A statement read: "The family of Robin Gibb, of the Bee Gees, announce with great sadness that Robin passed away today following his long battle with cancer and intestinal surgery. The family have asked that their privacy is respected at this very difficult time."
Some of Robin's health problems in recent years seemed to echo the maladies suffered earlier by Maurice -- who was his twin. The cause of Maurice's death nine years ago was attributed to a twisted intestine; the family's statement refers to emergency gastro-intestinal surgery Robin underwent in August 2010. That condition was said to be unrelated to the liver cancer that also overtook him.
Back in early February, Robin was giving interviews and describing reports of his dire health as exaggerated. "I was diagnosed with a growth in my colon," he told the BBC then. "It was removed. And I've been treated for that by a brilliant doctor, and in their words 'the results have been spectacular.'" The growth, he explained, "is almost gone and I feel fantastic. Really from now on, it's just what they could describe as a 'mopping-up' operation. I am very active and my sense of well-being is good."

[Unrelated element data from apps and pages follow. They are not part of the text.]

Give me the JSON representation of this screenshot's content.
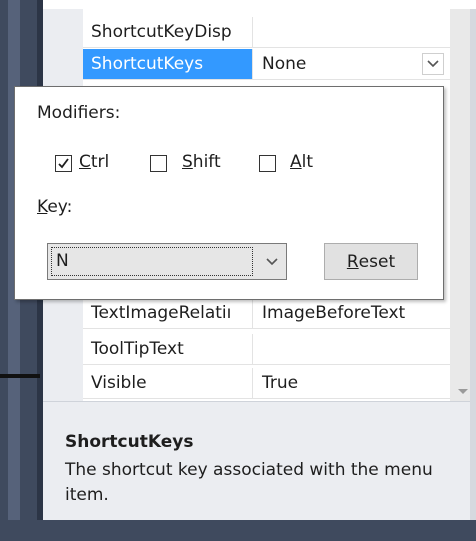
{
  "property_rows": [
    {
      "name": "ShortcutKeyDisp",
      "value": ""
    },
    {
      "name": "ShortcutKeys",
      "value": "None",
      "selected": true
    },
    {
      "name": "TextImageRelatiı",
      "value": "ImageBeforeText"
    },
    {
      "name": "ToolTipText",
      "value": ""
    },
    {
      "name": "Visible",
      "value": "True"
    }
  ],
  "popup": {
    "modifiers_label": "Modifiers:",
    "checkboxes": [
      {
        "label": "Ctrl",
        "mnemonic": "C",
        "rest": "trl",
        "checked": true
      },
      {
        "label": "Shift",
        "mnemonic": "S",
        "rest": "hift",
        "checked": false
      },
      {
        "label": "Alt",
        "mnemonic": "A",
        "rest": "lt",
        "checked": false
      }
    ],
    "key_label_mnemonic": "K",
    "key_label_rest": "ey:",
    "key_value": "N",
    "reset_mnemonic": "R",
    "reset_rest": "eset"
  },
  "description": {
    "title": "ShortcutKeys",
    "text": "The shortcut key associated with the menu item."
  },
  "icons": {
    "dropdown": "chevron-down-icon",
    "check": "checkmark-icon",
    "scroll_down": "scroll-down-arrow-icon"
  }
}
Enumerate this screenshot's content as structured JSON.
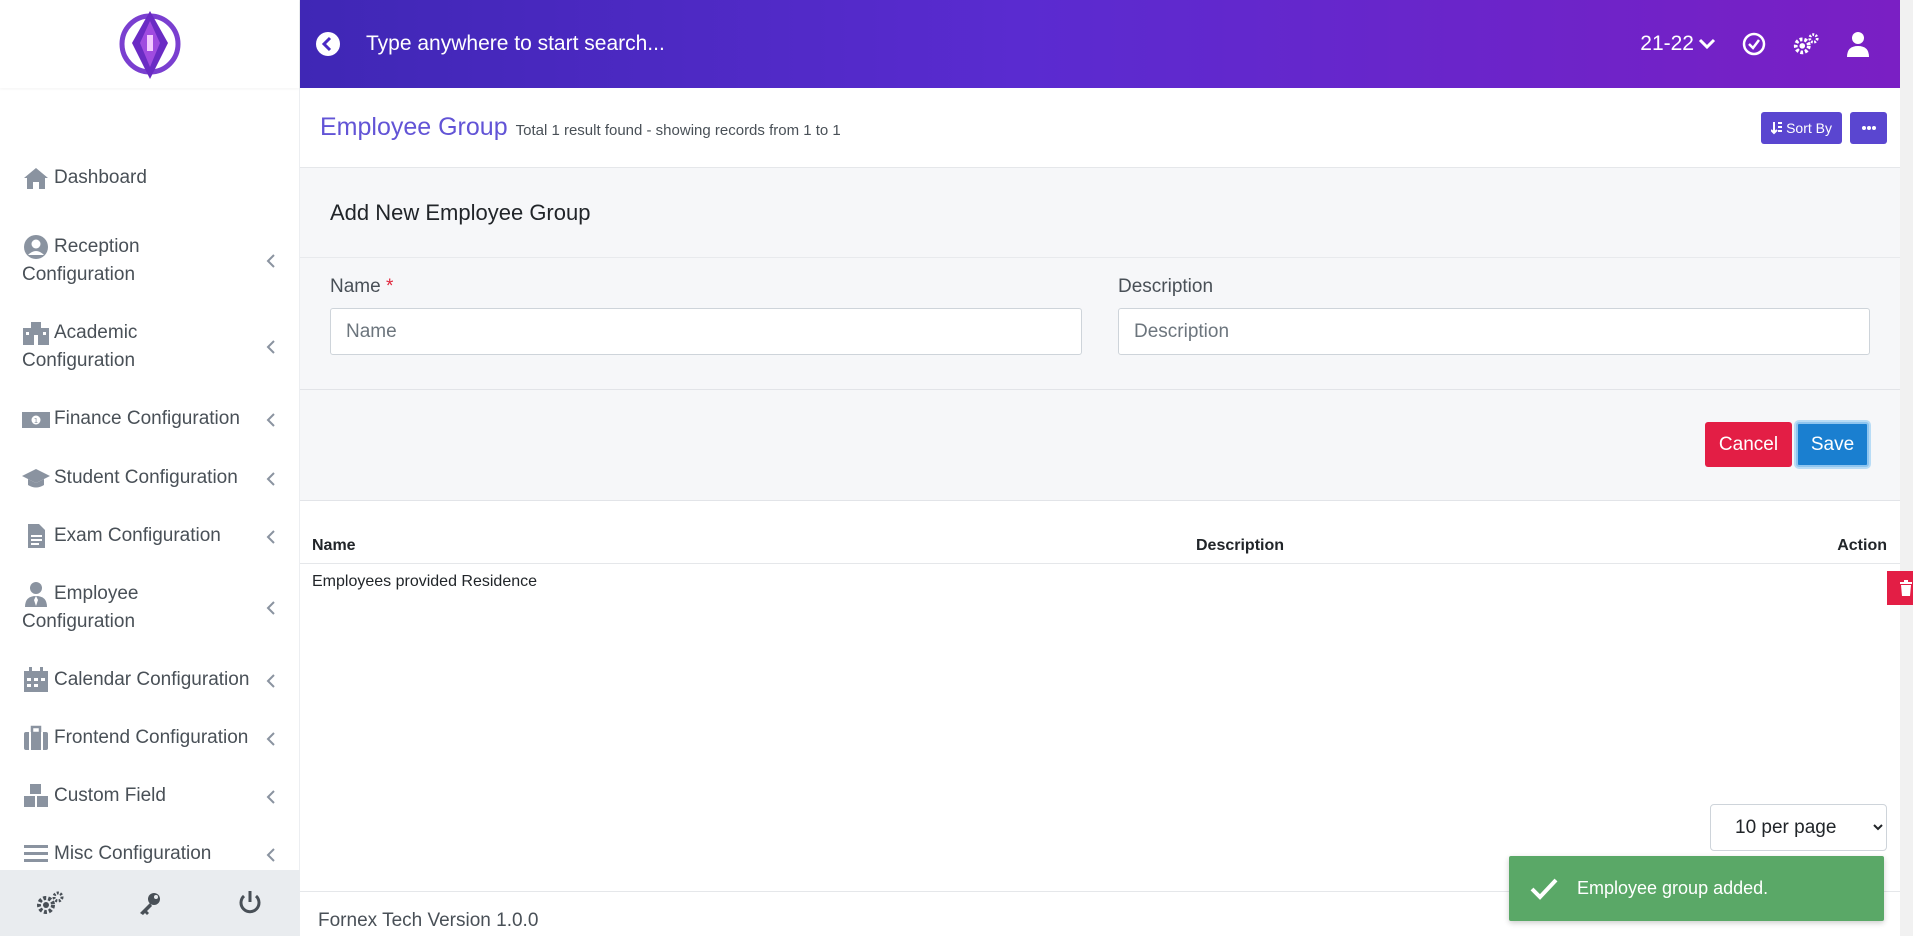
{
  "colors": {
    "brand": "#5a46d0",
    "topbar_gradient_start": "#3f27b5",
    "topbar_gradient_end": "#7a1fc4",
    "danger": "#e31e45",
    "primary": "#1a7fd0",
    "success": "#5aa867"
  },
  "topbar": {
    "search_placeholder": "Type anywhere to start search...",
    "academic_year": "21-22",
    "icons": [
      "back-arrow-icon",
      "chevron-down-icon",
      "check-circle-icon",
      "cogs-icon",
      "user-icon"
    ]
  },
  "sidebar": {
    "items": [
      {
        "label": "Dashboard",
        "icon": "home-icon",
        "has_submenu": false
      },
      {
        "label": "Reception Configuration",
        "icon": "user-circle-icon",
        "has_submenu": true
      },
      {
        "label": "Academic Configuration",
        "icon": "school-icon",
        "has_submenu": true
      },
      {
        "label": "Finance Configuration",
        "icon": "money-bill-icon",
        "has_submenu": true
      },
      {
        "label": "Student Configuration",
        "icon": "graduation-cap-icon",
        "has_submenu": true
      },
      {
        "label": "Exam Configuration",
        "icon": "file-icon",
        "has_submenu": true
      },
      {
        "label": "Employee Configuration",
        "icon": "user-tie-icon",
        "has_submenu": true
      },
      {
        "label": "Calendar Configuration",
        "icon": "calendar-icon",
        "has_submenu": true
      },
      {
        "label": "Frontend Configuration",
        "icon": "suitcase-icon",
        "has_submenu": true
      },
      {
        "label": "Custom Field",
        "icon": "cubes-icon",
        "has_submenu": true
      },
      {
        "label": "Misc Configuration",
        "icon": "bars-icon",
        "has_submenu": true
      }
    ],
    "footer_icons": [
      "settings-icon",
      "key-icon",
      "power-icon"
    ]
  },
  "page": {
    "title": "Employee Group",
    "subtitle": "Total 1 result found - showing records from 1 to 1",
    "sort_label": "Sort By"
  },
  "form": {
    "heading": "Add New Employee Group",
    "name_label": "Name",
    "name_required_mark": "*",
    "name_placeholder": "Name",
    "name_value": "",
    "description_label": "Description",
    "description_placeholder": "Description",
    "description_value": "",
    "cancel_label": "Cancel",
    "save_label": "Save"
  },
  "table": {
    "headers": {
      "name": "Name",
      "description": "Description",
      "action": "Action"
    },
    "rows": [
      {
        "name": "Employees provided Residence",
        "description": ""
      }
    ]
  },
  "pagination": {
    "per_page_options": [
      "10 per page"
    ],
    "per_page_selected": "10 per page"
  },
  "footer": {
    "version_text": "Fornex Tech Version 1.0.0"
  },
  "toast": {
    "message": "Employee group added."
  }
}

Sadly, that appears to have been the last time Gibb spoke with the press. Fans knew the news couldn't be good when he was unable to attend the premiere of his first classical work, Titanic Requiem, in London on April 10. A few days after that work's bittersweet debut, family members revealed that he had contracted pneumonia and was "fighting for his life."

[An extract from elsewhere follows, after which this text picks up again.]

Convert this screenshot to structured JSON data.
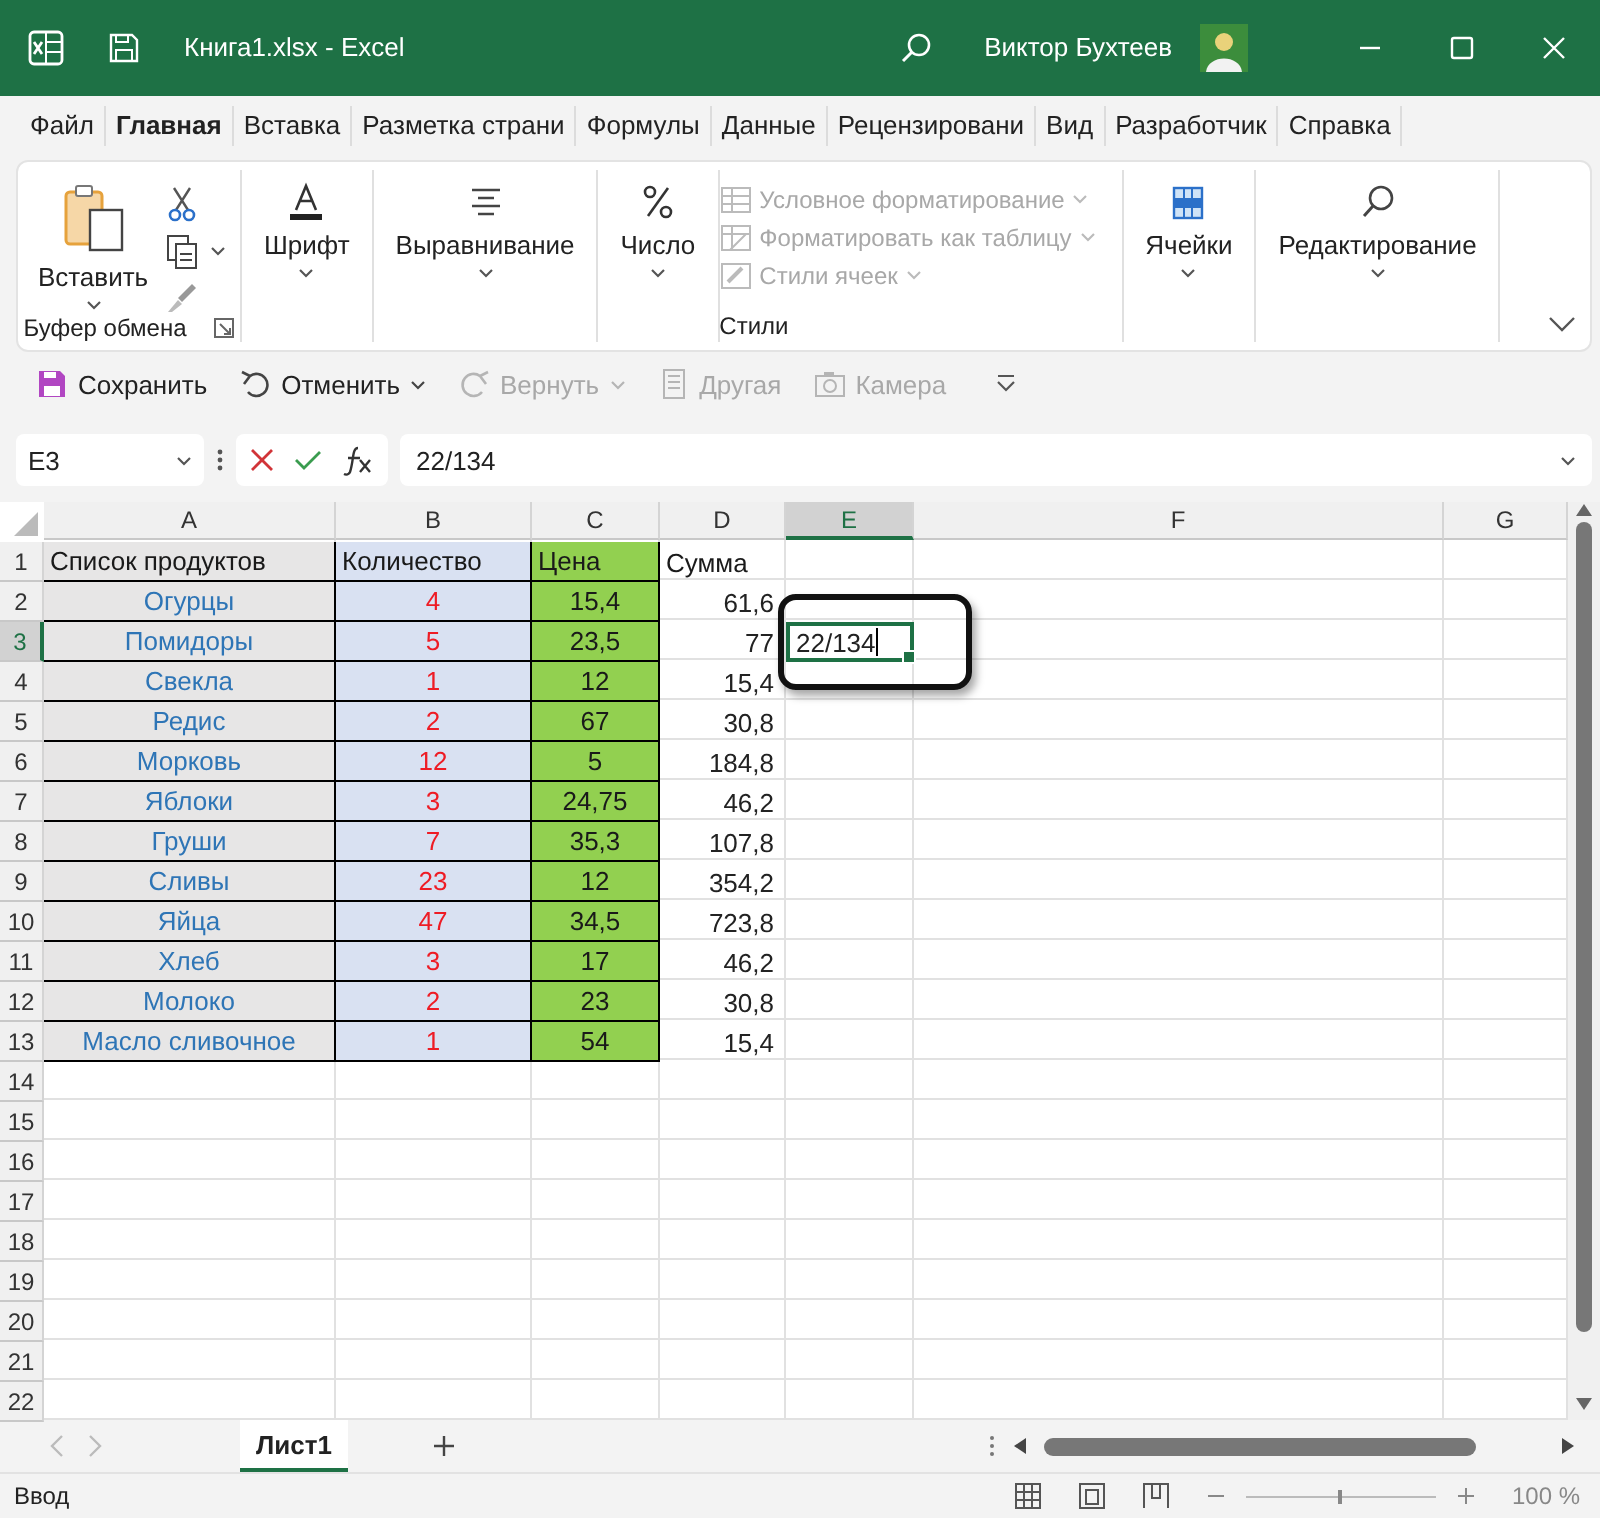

Then, his rallying over the last few weeks was reported as nothing short of a miracle. "Robin has confounded his doctors by waking up from the coma he had slipped into after contracting pneumonia," a statement on his website read. "He remains in intensive care but is now fully conscious, able to speak to his loved ones and breathing on his own with an oxygen mask."
Gibbs' wife, Dwina, told an Irish newspaper that the family had been playing music to help rouse her husband -- and that the newly conscious singer had cried upon hearing Roy Orbison's "Crying."

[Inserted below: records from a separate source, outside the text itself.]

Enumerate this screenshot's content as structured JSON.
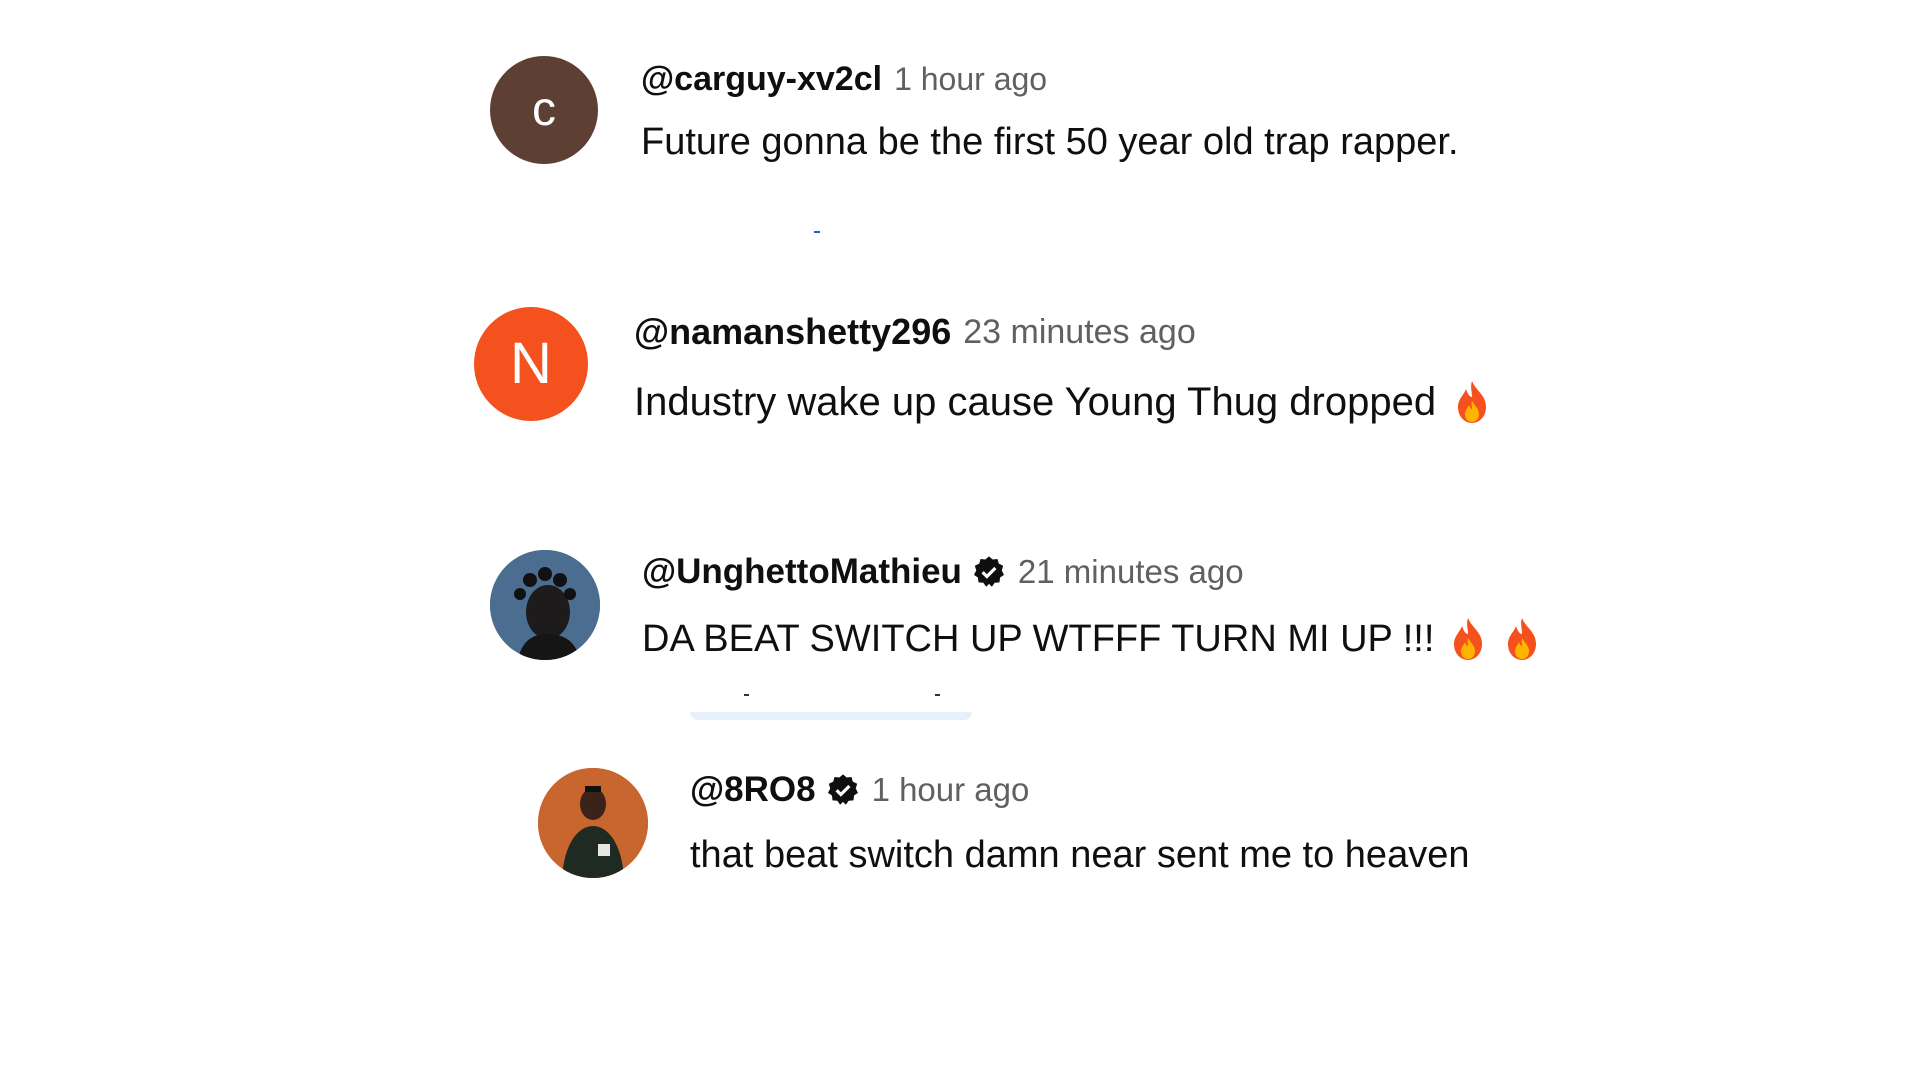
{
  "comments": [
    {
      "author": "@carguy-xv2cl",
      "time": "1 hour ago",
      "text": "Future gonna be the first 50 year old trap rapper.",
      "avatar_letter": "c",
      "avatar_color": "#5d3f34"
    },
    {
      "author": "@namanshetty296",
      "time": "23 minutes ago",
      "text": "Industry wake up cause Young Thug dropped",
      "avatar_letter": "N",
      "avatar_color": "#f4511e",
      "emoji_count": 1
    },
    {
      "author": "@UnghettoMathieu",
      "time": "21 minutes ago",
      "text": "DA BEAT SWITCH UP WTFFF TURN MI UP !!!",
      "verified": true,
      "avatar_color": "#3c5a78",
      "emoji_count": 2
    },
    {
      "author": "@8RO8",
      "time": "1 hour ago",
      "text": "that beat switch damn near sent me to heaven",
      "verified": true,
      "avatar_color": "#c9652e"
    }
  ],
  "icons": {
    "fire": "fire-emoji-icon",
    "verified": "verified-badge-icon"
  }
}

Although falsetto-wielding Barry was the most prominent and most-parodied Bee Gee in later years (see Justin Timberlake's comic impersonation on SNL), Robin was often considered the unofficial lead singer in the trio's late-'60s early days, and it was his tender vibrato that early fans first associated with the Brothers Gibb, via hits like "I Started a Joke" and "I've Gotta Get a Message to You."
It was Robin singing on the group's first No. 1 British hit, "Massachusetts," which also topped the charts in most of the territories of the world (except the U.S., where it made it to No. 11). He was a lad of 17 at the time.
Competition with Barry led Robin to quit the group and go solo in 1969, though he returned in 1971, in time to participate in "How Can You Mend a Broken Heart," their first No. 1 single in America. Their real renaissance, however, kicked off in 1975 when, in the earliest days of disco, they had a second No. 1 with "Jive Talkin'," followed by the similarly rhythmic "Nights on Broadway" and "You Should Be Dancing," which became the template for a block of Saturday Night Fever songs in 1978.
Fever revived "Jive' and "Dancing" along with introducing the instant dance-floor standards "Stayin' Alive," "Night Fever," "If I Can't Have You," and "More Than a Woman," plus a ballad in the more traditional Bee Gees vein, "How Deep is Your Love." It was by far their greatest commercial triumph, and also, in a way, their unmaking, since only pockets of critics and fans were inclined to recall the pop chops and cred of their early albums after they couldn't shake their association with the waning disco tide.